The entries should be written out again exactly as they read.

——————————

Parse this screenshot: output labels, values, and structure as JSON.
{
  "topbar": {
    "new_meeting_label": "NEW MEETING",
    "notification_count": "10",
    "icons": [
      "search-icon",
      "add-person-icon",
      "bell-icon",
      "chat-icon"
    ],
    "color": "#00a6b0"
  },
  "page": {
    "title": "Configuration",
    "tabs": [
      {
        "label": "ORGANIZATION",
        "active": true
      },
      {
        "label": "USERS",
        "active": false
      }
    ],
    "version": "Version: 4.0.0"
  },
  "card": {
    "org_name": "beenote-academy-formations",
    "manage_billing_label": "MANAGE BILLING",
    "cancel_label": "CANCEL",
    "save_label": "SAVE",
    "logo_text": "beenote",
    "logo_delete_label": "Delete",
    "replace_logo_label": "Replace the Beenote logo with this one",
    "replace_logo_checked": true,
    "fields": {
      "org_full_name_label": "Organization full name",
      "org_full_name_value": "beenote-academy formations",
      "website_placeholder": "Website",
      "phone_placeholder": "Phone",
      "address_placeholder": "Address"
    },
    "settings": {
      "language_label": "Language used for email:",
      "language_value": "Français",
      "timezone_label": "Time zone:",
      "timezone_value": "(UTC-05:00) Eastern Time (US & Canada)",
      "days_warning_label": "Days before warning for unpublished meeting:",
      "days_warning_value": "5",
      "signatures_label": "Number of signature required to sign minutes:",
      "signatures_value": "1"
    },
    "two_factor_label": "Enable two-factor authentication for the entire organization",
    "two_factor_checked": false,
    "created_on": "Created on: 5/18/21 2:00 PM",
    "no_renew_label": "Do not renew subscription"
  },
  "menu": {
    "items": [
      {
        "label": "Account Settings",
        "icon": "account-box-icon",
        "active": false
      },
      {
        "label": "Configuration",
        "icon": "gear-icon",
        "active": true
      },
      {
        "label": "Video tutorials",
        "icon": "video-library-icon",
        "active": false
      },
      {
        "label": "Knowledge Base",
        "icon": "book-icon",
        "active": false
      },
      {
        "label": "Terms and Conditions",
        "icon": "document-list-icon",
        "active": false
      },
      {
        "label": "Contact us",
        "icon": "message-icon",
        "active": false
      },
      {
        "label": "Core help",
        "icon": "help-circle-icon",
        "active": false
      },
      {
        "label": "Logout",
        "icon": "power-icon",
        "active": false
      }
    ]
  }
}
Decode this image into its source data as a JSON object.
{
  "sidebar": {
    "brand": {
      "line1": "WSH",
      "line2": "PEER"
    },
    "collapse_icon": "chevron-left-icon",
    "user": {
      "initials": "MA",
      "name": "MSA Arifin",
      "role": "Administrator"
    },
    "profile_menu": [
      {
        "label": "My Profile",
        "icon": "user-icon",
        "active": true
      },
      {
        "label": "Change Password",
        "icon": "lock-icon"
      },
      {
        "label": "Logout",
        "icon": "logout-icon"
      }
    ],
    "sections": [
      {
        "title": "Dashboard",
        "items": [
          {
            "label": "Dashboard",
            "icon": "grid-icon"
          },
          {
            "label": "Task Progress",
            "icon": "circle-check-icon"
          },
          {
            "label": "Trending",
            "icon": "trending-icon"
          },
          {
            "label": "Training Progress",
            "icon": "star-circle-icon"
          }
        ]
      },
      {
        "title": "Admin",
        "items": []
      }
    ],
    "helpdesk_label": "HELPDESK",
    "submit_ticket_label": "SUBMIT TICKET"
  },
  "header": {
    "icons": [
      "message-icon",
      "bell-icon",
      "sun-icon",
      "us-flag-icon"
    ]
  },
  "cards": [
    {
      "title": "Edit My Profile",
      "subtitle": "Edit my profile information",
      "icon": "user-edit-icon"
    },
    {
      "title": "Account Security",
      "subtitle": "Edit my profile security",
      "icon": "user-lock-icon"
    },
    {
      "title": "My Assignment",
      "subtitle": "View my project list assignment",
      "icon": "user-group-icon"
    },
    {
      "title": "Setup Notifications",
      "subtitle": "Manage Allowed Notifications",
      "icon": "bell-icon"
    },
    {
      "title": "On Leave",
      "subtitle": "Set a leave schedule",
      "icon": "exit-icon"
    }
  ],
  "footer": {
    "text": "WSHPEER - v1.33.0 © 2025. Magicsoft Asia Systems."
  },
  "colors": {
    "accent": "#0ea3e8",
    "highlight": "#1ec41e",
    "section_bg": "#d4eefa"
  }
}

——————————

## Solution for this exercise:
Parse this screenshot: output labels, values, and structure as JSON.
{
  "topbar": {
    "new_meeting_label": "NEW MEETING",
    "notification_count": "10",
    "icons": [
      "search-icon",
      "add-person-icon",
      "bell-icon",
      "chat-icon"
    ],
    "color": "#00a6b0"
  },
  "page": {
    "title": "Configuration",
    "tabs": [
      {
        "label": "ORGANIZATION",
        "active": true
      },
      {
        "label": "USERS",
        "active": false
      }
    ],
    "version": "Version: 4.0.0"
  },
  "card": {
    "org_name": "beenote-academy-formations",
    "manage_billing_label": "MANAGE BILLING",
    "cancel_label": "CANCEL",
    "save_label": "SAVE",
    "logo_text": "beenote",
    "logo_delete_label": "Delete",
    "replace_logo_label": "Replace the Beenote logo with this one",
    "replace_logo_checked": true,
    "fields": {
      "org_full_name_label": "Organization full name",
      "org_full_name_value": "beenote-academy formations",
      "website_placeholder": "Website",
      "phone_placeholder": "Phone",
      "address_placeholder": "Address"
    },
    "settings": {
      "language_label": "Language used for email:",
      "language_value": "Français",
      "timezone_label": "Time zone:",
      "timezone_value": "(UTC-05:00) Eastern Time (US & Canada)",
      "days_warning_label": "Days before warning for unpublished meeting:",
      "days_warning_value": "5",
      "signatures_label": "Number of signature required to sign minutes:",
      "signatures_value": "1"
    },
    "two_factor_label": "Enable two-factor authentication for the entire organization",
    "two_factor_checked": false,
    "created_on": "Created on: 5/18/21 2:00 PM",
    "no_renew_label": "Do not renew subscription"
  },
  "menu": {
    "items": [
      {
        "label": "Account Settings",
        "icon": "account-box-icon",
        "active": false
      },
      {
        "label": "Configuration",
        "icon": "gear-icon",
        "active": true
      },
      {
        "label": "Video tutorials",
        "icon": "video-library-icon",
        "active": false
      },
      {
        "label": "Knowledge Base",
        "icon": "book-icon",
        "active": false
      },
      {
        "label": "Terms and Conditions",
        "icon": "document-list-icon",
        "active": false
      },
      {
        "label": "Contact us",
        "icon": "message-icon",
        "active": false
      },
      {
        "label": "Core help",
        "icon": "help-circle-icon",
        "active": false
      },
      {
        "label": "Logout",
        "icon": "power-icon",
        "active": false
      }
    ]
  }
}
Decode this image into its source data as a JSON object.
{
  "sidebar": {
    "brand": {
      "line1": "WSH",
      "line2": "PEER"
    },
    "collapse_icon": "chevron-left-icon",
    "user": {
      "initials": "MA",
      "name": "MSA Arifin",
      "role": "Administrator"
    },
    "profile_menu": [
      {
        "label": "My Profile",
        "icon": "user-icon",
        "active": true
      },
      {
        "label": "Change Password",
        "icon": "lock-icon"
      },
      {
        "label": "Logout",
        "icon": "logout-icon"
      }
    ],
    "sections": [
      {
        "title": "Dashboard",
        "items": [
          {
            "label": "Dashboard",
            "icon": "grid-icon"
          },
          {
            "label": "Task Progress",
            "icon": "circle-check-icon"
          },
          {
            "label": "Trending",
            "icon": "trending-icon"
          },
          {
            "label": "Training Progress",
            "icon": "star-circle-icon"
          }
        ]
      },
      {
        "title": "Admin",
        "items": []
      }
    ],
    "helpdesk_label": "HELPDESK",
    "submit_ticket_label": "SUBMIT TICKET"
  },
  "header": {
    "icons": [
      "message-icon",
      "bell-icon",
      "sun-icon",
      "us-flag-icon"
    ]
  },
  "cards": [
    {
      "title": "Edit My Profile",
      "subtitle": "Edit my profile information",
      "icon": "user-edit-icon"
    },
    {
      "title": "Account Security",
      "subtitle": "Edit my profile security",
      "icon": "user-lock-icon"
    },
    {
      "title": "My Assignment",
      "subtitle": "View my project list assignment",
      "icon": "user-group-icon"
    },
    {
      "title": "Setup Notifications",
      "subtitle": "Manage Allowed Notifications",
      "icon": "bell-icon"
    },
    {
      "title": "On Leave",
      "subtitle": "Set a leave schedule",
      "icon": "exit-icon"
    }
  ],
  "footer": {
    "text": "WSHPEER - v1.33.0 © 2025. Magicsoft Asia Systems."
  },
  "colors": {
    "accent": "#0ea3e8",
    "highlight": "#1ec41e",
    "section_bg": "#d4eefa"
  }
}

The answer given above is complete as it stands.